◆ TASK TO CARRY OUT ◆
Repeat verbatim each line from the line with "Output a JSON" to the end of the entries. Pictures do not belong in the copy.

◆ ENTRIES PROVIDED ◆
_ _ _ _

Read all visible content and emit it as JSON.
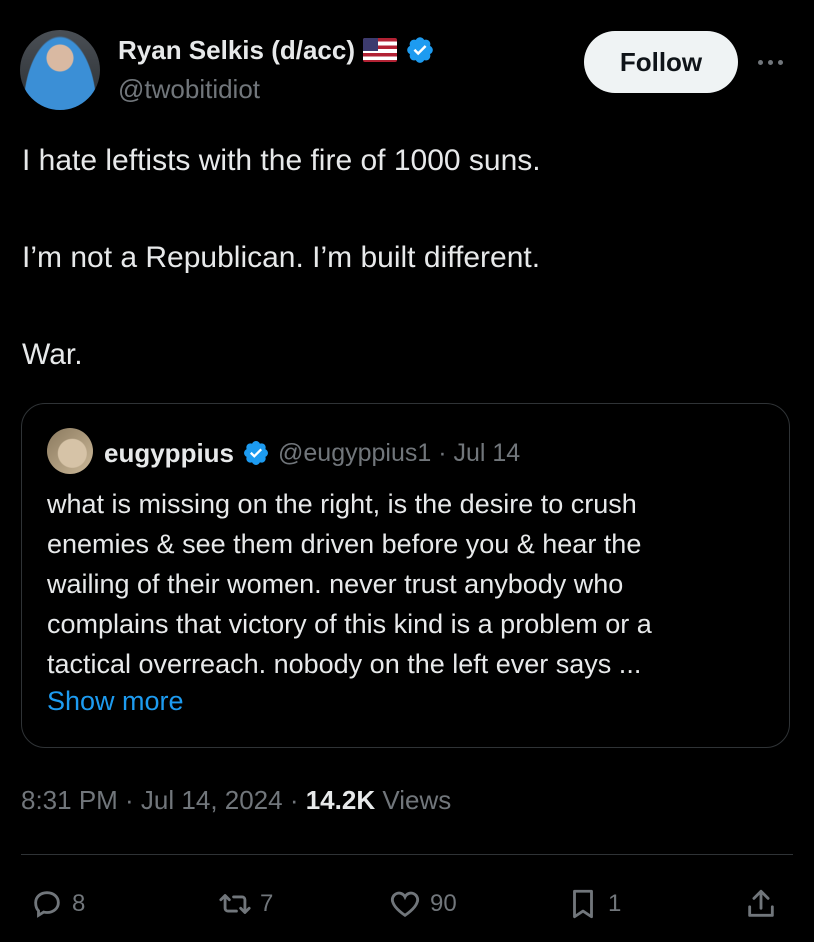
{
  "author": {
    "name": "Ryan Selkis (d/acc)",
    "handle": "@twobitidiot",
    "verified": true
  },
  "follow_label": "Follow",
  "post": {
    "lines": [
      "I hate leftists with the fire of 1000 suns.",
      "I’m not a Republican. I’m built different.",
      "War."
    ]
  },
  "quote": {
    "name": "eugyppius",
    "handle_date": "@eugyppius1 · Jul 14",
    "lines": [
      "what is missing on the right, is the desire to crush",
      "enemies & see them driven before you & hear the",
      "wailing of their women. never trust anybody who",
      "complains that victory of this kind is a problem or a",
      "tactical overreach. nobody on the left ever says ..."
    ],
    "show_more": "Show more"
  },
  "meta": {
    "time": "8:31 PM · Jul 14, 2024 · ",
    "views_count": "14.2K",
    "views_label": " Views"
  },
  "actions": {
    "replies": "8",
    "reposts": "7",
    "likes": "90",
    "bookmarks": "1"
  },
  "colors": {
    "background": "#000000",
    "text": "#e7e9ea",
    "muted": "#71767b",
    "accent": "#1d9bf0",
    "border": "#2f3336"
  }
}
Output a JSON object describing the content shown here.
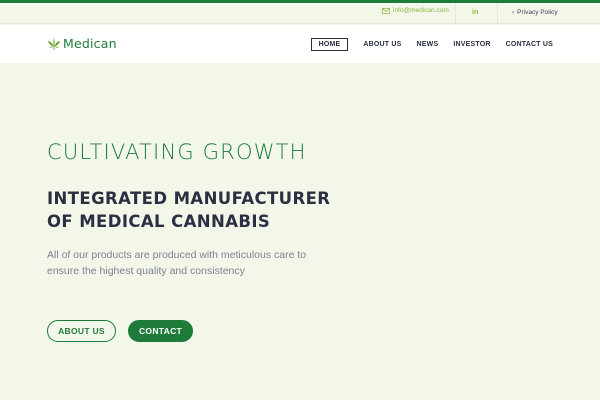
{
  "topbar": {
    "email": "info@medican.com",
    "linkedin_label": "in",
    "privacy_label": "Privacy Policy"
  },
  "brand": {
    "name": "Medican",
    "icon": "cannabis-leaf-icon"
  },
  "nav": {
    "items": [
      {
        "label": "HOME",
        "active": true
      },
      {
        "label": "ABOUT US",
        "active": false
      },
      {
        "label": "NEWS",
        "active": false
      },
      {
        "label": "INVESTOR",
        "active": false
      },
      {
        "label": "CONTACT US",
        "active": false
      }
    ]
  },
  "hero": {
    "tagline": "CULTIVATING GROWTH",
    "title_line1": "INTEGRATED MANUFACTURER",
    "title_line2": "OF MEDICAL CANNABIS",
    "description": "All of our products are produced with meticulous care to ensure the highest quality and consistency",
    "button_about": "ABOUT US",
    "button_contact": "CONTACT"
  },
  "colors": {
    "brand_green": "#1e7b3a",
    "accent_lime": "#8bb63f",
    "background": "#f3f7ea",
    "text_dark": "#2b2f42"
  }
}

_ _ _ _

◆ THE ANSWER ◆
Output a JSON object describing the content shown here.
{
  "topbar": {
    "email": "info@medican.com",
    "linkedin_label": "in",
    "privacy_label": "Privacy Policy"
  },
  "brand": {
    "name": "Medican",
    "icon": "cannabis-leaf-icon"
  },
  "nav": {
    "items": [
      {
        "label": "HOME",
        "active": true
      },
      {
        "label": "ABOUT US",
        "active": false
      },
      {
        "label": "NEWS",
        "active": false
      },
      {
        "label": "INVESTOR",
        "active": false
      },
      {
        "label": "CONTACT US",
        "active": false
      }
    ]
  },
  "hero": {
    "tagline": "CULTIVATING GROWTH",
    "title_line1": "INTEGRATED MANUFACTURER",
    "title_line2": "OF MEDICAL CANNABIS",
    "description": "All of our products are produced with meticulous care to ensure the highest quality and consistency",
    "button_about": "ABOUT US",
    "button_contact": "CONTACT"
  },
  "colors": {
    "brand_green": "#1e7b3a",
    "accent_lime": "#8bb63f",
    "background": "#f3f7ea",
    "text_dark": "#2b2f42"
  }
}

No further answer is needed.